Work to be completed:
Work through the entries below and report how many lines include "title". The number alone is the answer.

========

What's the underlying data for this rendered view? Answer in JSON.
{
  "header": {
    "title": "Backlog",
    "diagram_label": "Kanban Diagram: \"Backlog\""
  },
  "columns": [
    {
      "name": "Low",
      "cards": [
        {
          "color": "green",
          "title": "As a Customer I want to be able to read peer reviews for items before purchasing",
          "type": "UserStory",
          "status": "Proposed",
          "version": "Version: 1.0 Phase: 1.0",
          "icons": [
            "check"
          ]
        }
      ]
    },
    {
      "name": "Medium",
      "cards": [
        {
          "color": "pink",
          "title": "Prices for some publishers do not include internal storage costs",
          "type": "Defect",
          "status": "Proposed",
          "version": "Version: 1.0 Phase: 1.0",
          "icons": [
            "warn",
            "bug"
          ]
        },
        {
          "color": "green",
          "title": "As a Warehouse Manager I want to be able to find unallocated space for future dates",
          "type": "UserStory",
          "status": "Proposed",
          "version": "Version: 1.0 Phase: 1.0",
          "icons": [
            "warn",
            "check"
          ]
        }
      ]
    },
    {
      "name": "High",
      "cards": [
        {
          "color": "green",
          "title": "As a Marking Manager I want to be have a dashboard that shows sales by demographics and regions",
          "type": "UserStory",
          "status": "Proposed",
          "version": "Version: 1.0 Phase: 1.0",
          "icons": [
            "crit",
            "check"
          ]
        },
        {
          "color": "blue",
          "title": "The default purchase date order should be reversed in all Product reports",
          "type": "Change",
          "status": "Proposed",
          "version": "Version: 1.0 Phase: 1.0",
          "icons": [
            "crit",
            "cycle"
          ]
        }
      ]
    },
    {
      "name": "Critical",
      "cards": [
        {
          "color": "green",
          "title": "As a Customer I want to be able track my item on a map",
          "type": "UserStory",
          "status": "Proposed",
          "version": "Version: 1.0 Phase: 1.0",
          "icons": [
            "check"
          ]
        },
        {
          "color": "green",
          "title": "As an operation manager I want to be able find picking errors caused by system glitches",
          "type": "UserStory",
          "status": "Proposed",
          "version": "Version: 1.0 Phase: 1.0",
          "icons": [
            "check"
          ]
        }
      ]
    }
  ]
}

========

Answer space:
8